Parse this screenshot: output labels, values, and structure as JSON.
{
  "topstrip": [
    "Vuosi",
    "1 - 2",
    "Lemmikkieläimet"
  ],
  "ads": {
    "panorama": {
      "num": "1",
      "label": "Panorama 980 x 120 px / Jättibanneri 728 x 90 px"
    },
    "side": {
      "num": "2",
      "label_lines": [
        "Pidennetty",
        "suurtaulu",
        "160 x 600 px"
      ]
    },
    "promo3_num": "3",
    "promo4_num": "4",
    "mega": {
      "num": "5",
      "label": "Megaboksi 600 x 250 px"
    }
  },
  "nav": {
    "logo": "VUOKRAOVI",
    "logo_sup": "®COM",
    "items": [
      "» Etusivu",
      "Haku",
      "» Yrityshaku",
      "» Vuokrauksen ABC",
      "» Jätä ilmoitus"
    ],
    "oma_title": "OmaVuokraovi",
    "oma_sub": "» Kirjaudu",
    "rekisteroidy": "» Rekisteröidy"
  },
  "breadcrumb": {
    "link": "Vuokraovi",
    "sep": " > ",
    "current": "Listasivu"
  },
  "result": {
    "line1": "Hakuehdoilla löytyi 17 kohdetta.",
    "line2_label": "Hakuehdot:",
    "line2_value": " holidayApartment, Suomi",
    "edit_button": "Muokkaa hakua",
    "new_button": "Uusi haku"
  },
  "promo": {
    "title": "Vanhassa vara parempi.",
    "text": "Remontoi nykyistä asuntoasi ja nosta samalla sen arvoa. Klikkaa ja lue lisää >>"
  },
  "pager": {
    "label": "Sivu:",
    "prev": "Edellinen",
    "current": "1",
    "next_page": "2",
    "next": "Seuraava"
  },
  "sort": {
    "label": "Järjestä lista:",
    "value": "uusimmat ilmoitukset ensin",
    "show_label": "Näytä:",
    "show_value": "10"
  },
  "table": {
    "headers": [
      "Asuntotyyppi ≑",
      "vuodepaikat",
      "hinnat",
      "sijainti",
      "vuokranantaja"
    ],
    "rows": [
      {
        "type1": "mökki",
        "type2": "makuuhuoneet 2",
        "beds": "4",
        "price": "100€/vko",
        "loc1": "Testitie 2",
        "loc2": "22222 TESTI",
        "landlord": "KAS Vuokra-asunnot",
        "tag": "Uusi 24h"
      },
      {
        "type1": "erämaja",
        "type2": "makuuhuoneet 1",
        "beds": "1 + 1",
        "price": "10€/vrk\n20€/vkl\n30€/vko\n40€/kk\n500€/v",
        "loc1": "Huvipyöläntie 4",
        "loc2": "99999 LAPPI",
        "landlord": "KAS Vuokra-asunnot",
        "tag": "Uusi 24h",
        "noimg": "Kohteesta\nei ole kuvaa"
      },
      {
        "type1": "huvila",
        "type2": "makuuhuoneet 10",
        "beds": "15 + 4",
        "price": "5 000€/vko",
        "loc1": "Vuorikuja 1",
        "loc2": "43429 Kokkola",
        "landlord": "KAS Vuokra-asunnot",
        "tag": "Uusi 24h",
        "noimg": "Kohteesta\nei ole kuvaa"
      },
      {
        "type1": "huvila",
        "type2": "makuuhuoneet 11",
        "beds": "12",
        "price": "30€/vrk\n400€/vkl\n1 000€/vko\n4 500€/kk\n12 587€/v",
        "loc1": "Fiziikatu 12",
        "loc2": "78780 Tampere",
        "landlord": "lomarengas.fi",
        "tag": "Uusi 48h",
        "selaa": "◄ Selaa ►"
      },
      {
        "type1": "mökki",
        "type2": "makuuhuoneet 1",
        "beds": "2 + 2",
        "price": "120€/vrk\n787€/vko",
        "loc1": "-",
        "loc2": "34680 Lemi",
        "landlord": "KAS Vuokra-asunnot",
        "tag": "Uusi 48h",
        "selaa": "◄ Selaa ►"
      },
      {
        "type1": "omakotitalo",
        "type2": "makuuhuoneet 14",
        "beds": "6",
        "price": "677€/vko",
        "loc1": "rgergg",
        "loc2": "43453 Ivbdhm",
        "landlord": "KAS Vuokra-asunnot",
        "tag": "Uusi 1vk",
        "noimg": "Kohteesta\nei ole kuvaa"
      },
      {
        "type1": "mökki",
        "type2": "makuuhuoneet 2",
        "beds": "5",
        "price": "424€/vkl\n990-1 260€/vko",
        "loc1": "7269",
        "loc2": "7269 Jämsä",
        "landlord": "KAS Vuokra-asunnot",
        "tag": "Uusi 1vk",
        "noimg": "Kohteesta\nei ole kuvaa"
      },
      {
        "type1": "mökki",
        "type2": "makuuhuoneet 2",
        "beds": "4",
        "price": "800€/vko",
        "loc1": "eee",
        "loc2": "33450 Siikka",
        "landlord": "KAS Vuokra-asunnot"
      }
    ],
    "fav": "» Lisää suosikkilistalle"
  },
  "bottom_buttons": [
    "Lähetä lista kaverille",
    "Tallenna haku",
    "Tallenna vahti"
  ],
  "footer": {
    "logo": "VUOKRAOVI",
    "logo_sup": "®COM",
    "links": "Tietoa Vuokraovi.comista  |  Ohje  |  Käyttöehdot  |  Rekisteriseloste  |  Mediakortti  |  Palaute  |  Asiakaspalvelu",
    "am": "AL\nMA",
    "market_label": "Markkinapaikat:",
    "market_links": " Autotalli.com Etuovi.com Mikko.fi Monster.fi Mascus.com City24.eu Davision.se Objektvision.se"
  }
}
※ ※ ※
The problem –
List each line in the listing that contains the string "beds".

Output of the exercise –
        "beds": "4",
        "beds": "1 + 1",
        "beds": "15 + 4",
        "beds": "12",
        "beds": "2 + 2",
        "beds": "6",
        "beds": "5",
        "beds": "4",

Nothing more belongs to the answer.